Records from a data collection
↓

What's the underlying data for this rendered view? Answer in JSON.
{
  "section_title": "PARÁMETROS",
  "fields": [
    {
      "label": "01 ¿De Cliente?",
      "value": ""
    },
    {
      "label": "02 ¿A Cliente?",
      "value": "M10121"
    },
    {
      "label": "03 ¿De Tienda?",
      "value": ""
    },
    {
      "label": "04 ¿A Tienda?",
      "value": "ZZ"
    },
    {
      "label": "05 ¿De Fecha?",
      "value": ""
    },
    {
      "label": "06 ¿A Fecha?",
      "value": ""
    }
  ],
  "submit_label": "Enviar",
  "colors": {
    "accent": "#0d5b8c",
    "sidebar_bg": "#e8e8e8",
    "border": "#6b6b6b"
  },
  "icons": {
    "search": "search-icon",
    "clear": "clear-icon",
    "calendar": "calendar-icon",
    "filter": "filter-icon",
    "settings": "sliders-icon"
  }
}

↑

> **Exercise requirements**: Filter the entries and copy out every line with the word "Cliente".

> **Solved exercise**:
      "label": "01 ¿De Cliente?",
      "label": "02 ¿A Cliente?",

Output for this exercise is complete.